It is also worthy of note that the early “church fathers” attributed a messianic sense to Numbers 24:17. Justin Martyr (ca. 100–165) argued:
“And that He [Christ] should arise like a star from the seed of Abraham, Moses showed beforehand when he said, ‘A star shall arise from Jacob, and a leader from Israel’” (Dialogue With Trypho CVI; ANF 1.252).
Irenaeus (ca. 130–200) associated the star of Balaam’s prophecy with that which the wise men from the East followed to Bethlehem (Against Heresies IX.2; ANF 1.422–423).
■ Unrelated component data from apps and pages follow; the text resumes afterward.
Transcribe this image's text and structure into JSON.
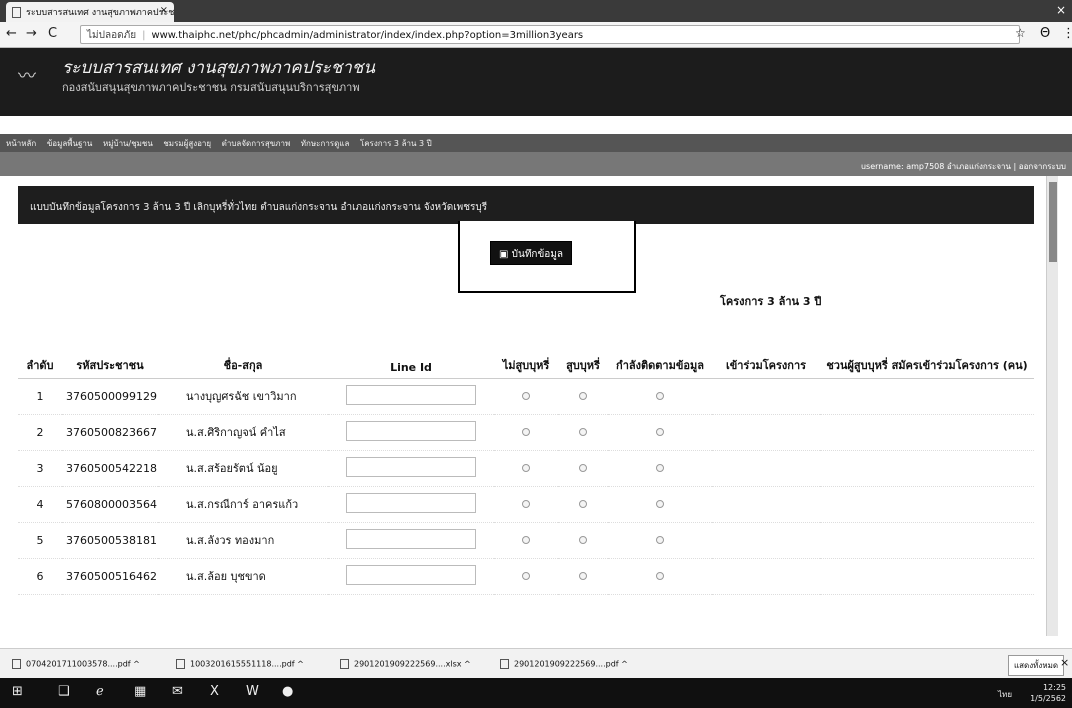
{
  "browser": {
    "tab_title": "ระบบสารสนเทศ งานสุขภาพภาคประชาชน",
    "tab_close": "×",
    "window_close": "×",
    "security_label": "ไม่ปลอดภัย",
    "url": "www.thaiphc.net/phc/phcadmin/administrator/index/index.php?option=3million3years",
    "back": "←",
    "forward": "→",
    "reload": "C",
    "star": "☆",
    "account": "Θ",
    "menu": "⋮"
  },
  "site": {
    "logo": "〰",
    "title": "ระบบสารสนเทศ งานสุขภาพภาคประชาชน",
    "subtitle": "กองสนับสนุนสุขภาพภาคประชาชน กรมสนับสนุนบริการสุขภาพ",
    "menu_items": [
      "หน้าหลัก",
      "ข้อมูลพื้นฐาน",
      "หมู่บ้าน/ชุมชน",
      "ชมรมผู้สูงอายุ",
      "ตำบลจัดการสุขภาพ",
      "ทักษะการดูแล",
      "โครงการ 3 ล้าน 3 ปี"
    ],
    "user_info": "username: amp7508 อำเภอแก่งกระจาน | ออกจากระบบ"
  },
  "form": {
    "header": "แบบบันทึกข้อมูลโครงการ 3 ล้าน 3 ปี เลิกบุหรี่ทั่วไทย ตำบลแก่งกระจาน อำเภอแก่งกระจาน จังหวัดเพชรบุรี",
    "save_button": "บันทึกข้อมูล",
    "project_title": "โครงการ 3 ล้าน 3 ปี"
  },
  "table": {
    "headers": [
      "ลำดับ",
      "รหัสประชาชน",
      "ชื่อ-สกุล",
      "Line Id",
      "ไม่สูบบุหรี่",
      "สูบบุหรี่",
      "กำลังติดตามข้อมูล",
      "เข้าร่วมโครงการ",
      "ชวนผู้สูบบุหรี่ สมัครเข้าร่วมโครงการ (คน)"
    ],
    "rows": [
      {
        "no": "1",
        "id": "3760500099129",
        "name": "นางบุญศรฉัช เขาวิมาก"
      },
      {
        "no": "2",
        "id": "3760500823667",
        "name": "น.ส.ศิริกาญจน์ คำไส"
      },
      {
        "no": "3",
        "id": "3760500542218",
        "name": "น.ส.สร้อยรัตน์ น้อยู"
      },
      {
        "no": "4",
        "id": "5760800003564",
        "name": "น.ส.กรณีการ์ อาครแก้ว"
      },
      {
        "no": "5",
        "id": "3760500538181",
        "name": "น.ส.ลังวร ทองมาก"
      },
      {
        "no": "6",
        "id": "3760500516462",
        "name": "น.ส.ล้อย บุชขาด"
      }
    ]
  },
  "downloads": {
    "items": [
      {
        "name": "0704201711003578....pdf"
      },
      {
        "name": "1003201615551118....pdf"
      },
      {
        "name": "2901201909222569....xlsx"
      },
      {
        "name": "2901201909222569....pdf"
      }
    ],
    "chevron": "^",
    "show_all": "แสดงทั้งหมด",
    "close": "×"
  },
  "taskbar": {
    "start": "⊞",
    "icons": [
      "❑",
      "ℯ",
      "▦",
      "✉",
      "X",
      "W",
      "●"
    ],
    "time": "12:25",
    "date": "1/5/2562",
    "lang": "ไทย"
  }
}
Origen (ca. 185–254) contended it probable that the Magi (also from the East) were familiar with Balaam’s prophecies and the text regarding the star. He said, “Moses also wrote,” then he cited the text from Numbers (Against Celsus 1.LX; ANF 4.422–423; cf. 5.519; 7:112, 239)
The testimony of the “fathers,” while not conclusive on its own, does demonstrate an ancient conviction regarding this passage shared by those who lived in the early post-apostolic years.
There also is evidence from the Dead Sea Scrolls that the Jews of the Qumran community associated the star and the scepter of Numbers 24 with “the final battle of good and evil” (Allen, 911).
In view of the collective evidence, biblical and otherwise, it is difficult to resist the conclusion that Numbers 24:17 has a messianic thrust.
- Allen, Ronald B. 1990. Numbers. The Expositor’s Bible Commentary. Frank E. Gaebelein, ed. Grand Rapids, MI: Zondervan.
- ANF – Ante-Nicene Fathers (prior to A.D. 325). Alexander Roberts, James Donaldson, and A. Cleveland Coxe. Peabody, MA: Hendrickson. 1995.
- Ashley, Timothy R. 1993. The Book of Numbers. The New International Commentary on the Old Testament. Grand Rapids, MI: Eerdmans.
- Clarke, Adam. n.d. The Holy Bible – A Commentary and Critical Notes. Vol. 1. Nashville, TN: Abingdon.
- Ellicott, C. J. 1959. Numbers. Ellicott’s Commentary on the Whole Bible. Vol. 1. Grand Rapids, MI: Zondervan.
- Espin, T. E. and J. R. Thrupp. 1981. The Pentateuch. The Bible Commentary. F. C. Cook, ed. Grand Rapids, MI: Baker Book House.
- Keil, C. F. 1980. The Pentateuch. Grand Rapids, MI: Eerdmans.
- Merrill, Eugene H. 1985. Numbers. The Bible Knowledge Commentary – Old Testament. John Walvoord and Roy Zuck, eds. Wheaton, IL: Victor Books.
- Mounce, Robert H. 1998. The Book of Revelation – Revised. Grand Rapids, MI: Eerdmans.
- Smick, Elmer. 1962. Numbers. The Wycliffe Bible Commentary. Charles Pfeiffer, Everett Harrison, eds. Chicago, IL: Moody.
- Wenham, J. Gordon. 1981. Numbers. Tyndale Old Testament Commentaries. D. J. Wiseman, ed. Downers Grove, IL: InterVarsity Press.